■ **WHAT THE TASK ASKS**: All entries below must be written out verbatim, and the images must be dropped.

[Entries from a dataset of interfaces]
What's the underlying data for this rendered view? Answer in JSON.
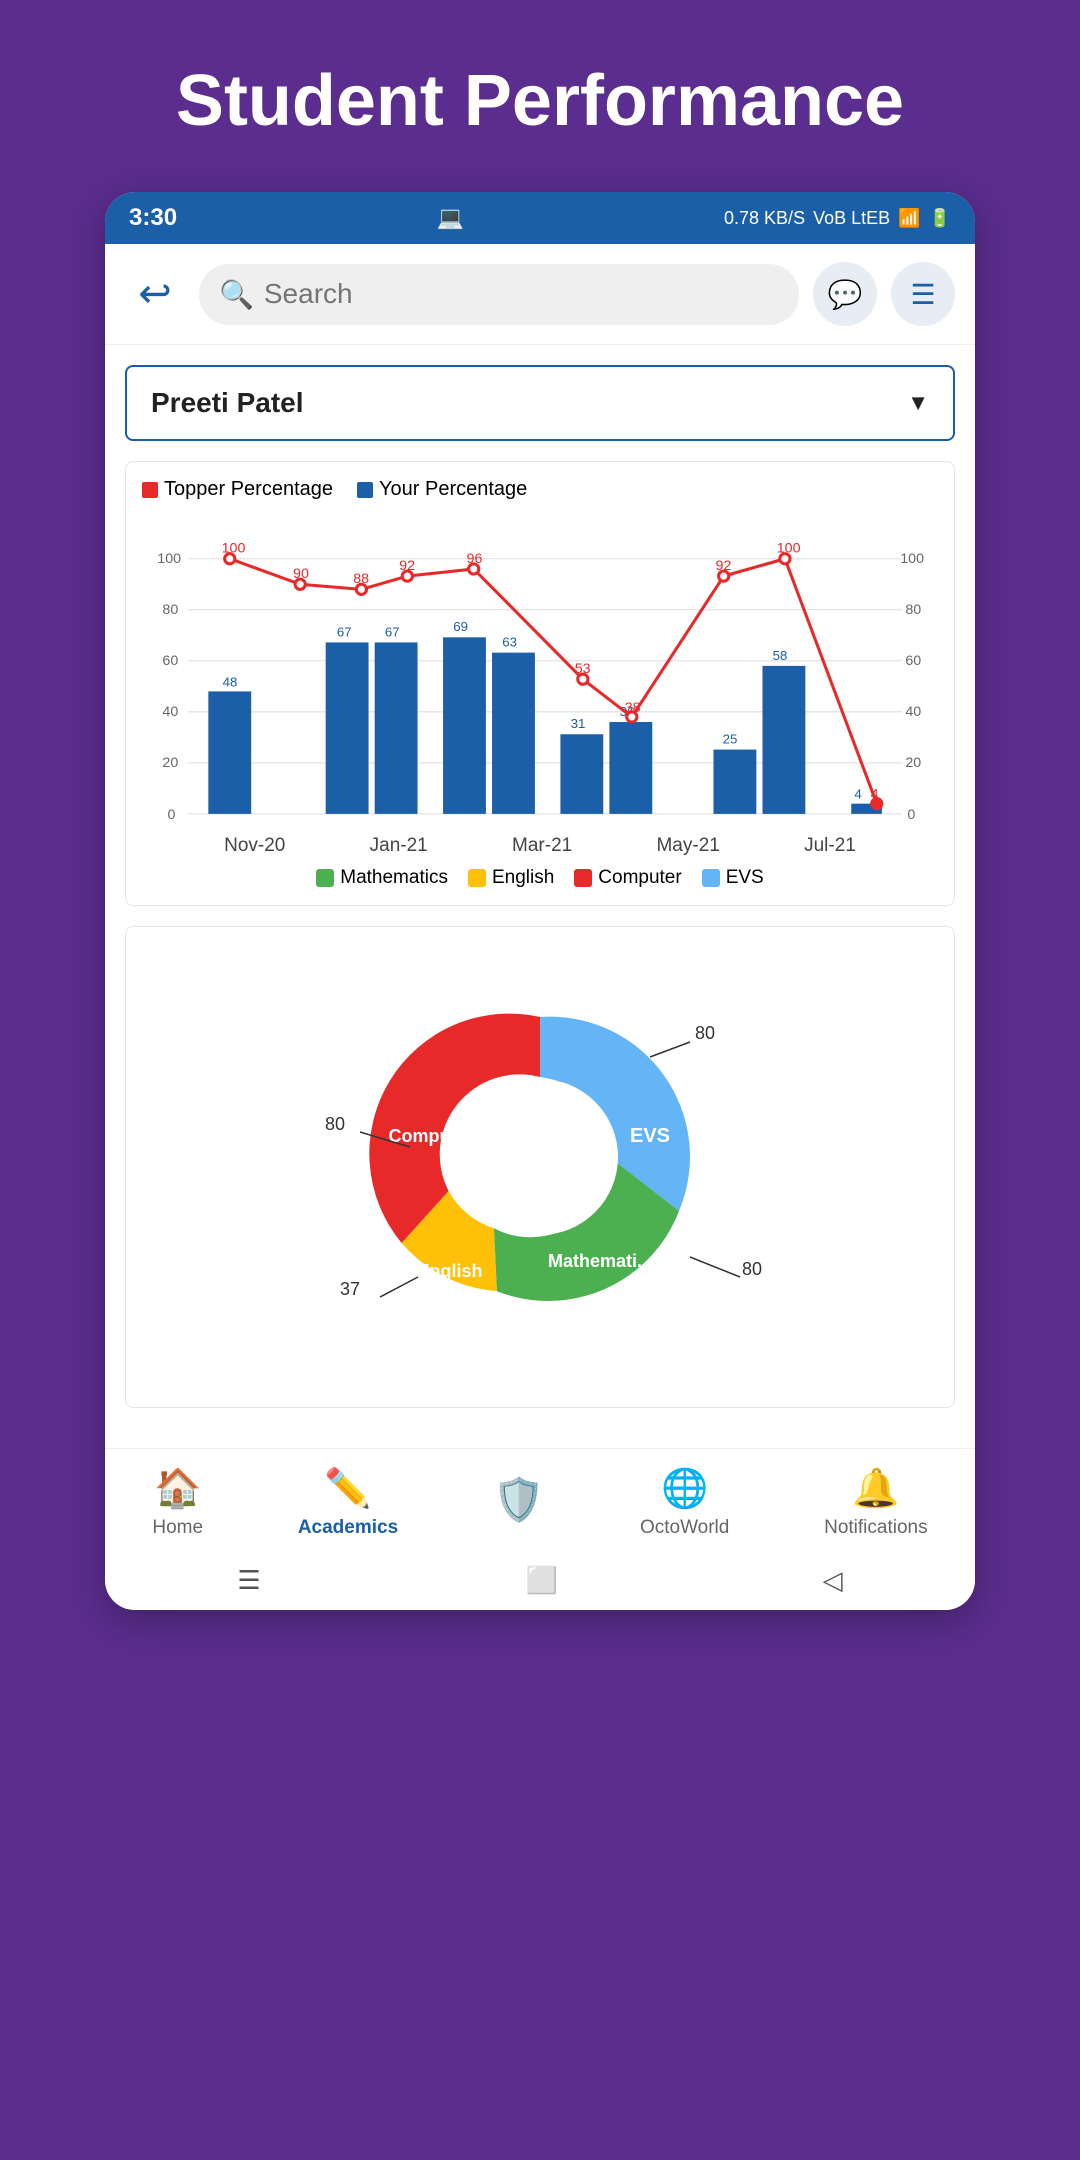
{
  "page": {
    "title": "Student Performance",
    "background_color": "#5b2d8e"
  },
  "status_bar": {
    "time": "3:30",
    "speed": "0.78 KB/S",
    "network": "4G",
    "battery": "6"
  },
  "header": {
    "search_placeholder": "Search",
    "student_name": "Preeti Patel"
  },
  "bar_chart": {
    "legend": [
      {
        "label": "Topper Percentage",
        "color": "#e8292a"
      },
      {
        "label": "Your Percentage",
        "color": "#1a5fa8"
      }
    ],
    "months": [
      "Nov-20",
      "Jan-21",
      "Mar-21",
      "May-21",
      "Jul-21"
    ],
    "topper_values": [
      100,
      90,
      88,
      92,
      96,
      53,
      38,
      92,
      100,
      4
    ],
    "your_values": [
      48,
      67,
      67,
      69,
      63,
      31,
      36,
      25,
      58,
      4
    ],
    "y_labels": [
      "0",
      "20",
      "40",
      "60",
      "80",
      "100"
    ],
    "subjects": [
      {
        "label": "Mathematics",
        "color": "#4caf50"
      },
      {
        "label": "English",
        "color": "#ffc107"
      },
      {
        "label": "Computer",
        "color": "#e8292a"
      },
      {
        "label": "EVS",
        "color": "#64b5f6"
      }
    ]
  },
  "donut_chart": {
    "segments": [
      {
        "label": "EVS",
        "value": 80,
        "color": "#64b5f6",
        "percent": 30
      },
      {
        "label": "Mathematics",
        "value": 80,
        "color": "#4caf50",
        "percent": 25
      },
      {
        "label": "English",
        "value": 37,
        "color": "#ffc107",
        "percent": 18
      },
      {
        "label": "Computer",
        "value": 80,
        "color": "#e8292a",
        "percent": 27
      }
    ],
    "labels": [
      {
        "text": "80",
        "side": "right"
      },
      {
        "text": "80",
        "side": "left"
      },
      {
        "text": "37",
        "side": "left"
      },
      {
        "text": "80",
        "side": "right"
      }
    ]
  },
  "bottom_nav": {
    "items": [
      {
        "label": "Home",
        "icon": "🏠",
        "active": false
      },
      {
        "label": "Academics",
        "icon": "✏️",
        "active": true
      },
      {
        "label": "",
        "icon": "🛡️",
        "active": false
      },
      {
        "label": "OctoWorld",
        "icon": "🌐",
        "active": false
      },
      {
        "label": "Notifications",
        "icon": "🔔",
        "active": false
      }
    ]
  }
}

■ **SOLUTION**:
What's the underlying data for this rendered view? Answer in JSON.
{
  "page": {
    "title": "Student Performance",
    "background_color": "#5b2d8e"
  },
  "status_bar": {
    "time": "3:30",
    "speed": "0.78 KB/S",
    "network": "4G",
    "battery": "6"
  },
  "header": {
    "search_placeholder": "Search",
    "student_name": "Preeti Patel"
  },
  "bar_chart": {
    "legend": [
      {
        "label": "Topper Percentage",
        "color": "#e8292a"
      },
      {
        "label": "Your Percentage",
        "color": "#1a5fa8"
      }
    ],
    "months": [
      "Nov-20",
      "Jan-21",
      "Mar-21",
      "May-21",
      "Jul-21"
    ],
    "topper_values": [
      100,
      90,
      88,
      92,
      96,
      53,
      38,
      92,
      100,
      4
    ],
    "your_values": [
      48,
      67,
      67,
      69,
      63,
      31,
      36,
      25,
      58,
      4
    ],
    "y_labels": [
      "0",
      "20",
      "40",
      "60",
      "80",
      "100"
    ],
    "subjects": [
      {
        "label": "Mathematics",
        "color": "#4caf50"
      },
      {
        "label": "English",
        "color": "#ffc107"
      },
      {
        "label": "Computer",
        "color": "#e8292a"
      },
      {
        "label": "EVS",
        "color": "#64b5f6"
      }
    ]
  },
  "donut_chart": {
    "segments": [
      {
        "label": "EVS",
        "value": 80,
        "color": "#64b5f6",
        "percent": 30
      },
      {
        "label": "Mathematics",
        "value": 80,
        "color": "#4caf50",
        "percent": 25
      },
      {
        "label": "English",
        "value": 37,
        "color": "#ffc107",
        "percent": 18
      },
      {
        "label": "Computer",
        "value": 80,
        "color": "#e8292a",
        "percent": 27
      }
    ],
    "labels": [
      {
        "text": "80",
        "side": "right"
      },
      {
        "text": "80",
        "side": "left"
      },
      {
        "text": "37",
        "side": "left"
      },
      {
        "text": "80",
        "side": "right"
      }
    ]
  },
  "bottom_nav": {
    "items": [
      {
        "label": "Home",
        "icon": "🏠",
        "active": false
      },
      {
        "label": "Academics",
        "icon": "✏️",
        "active": true
      },
      {
        "label": "",
        "icon": "🛡️",
        "active": false
      },
      {
        "label": "OctoWorld",
        "icon": "🌐",
        "active": false
      },
      {
        "label": "Notifications",
        "icon": "🔔",
        "active": false
      }
    ]
  }
}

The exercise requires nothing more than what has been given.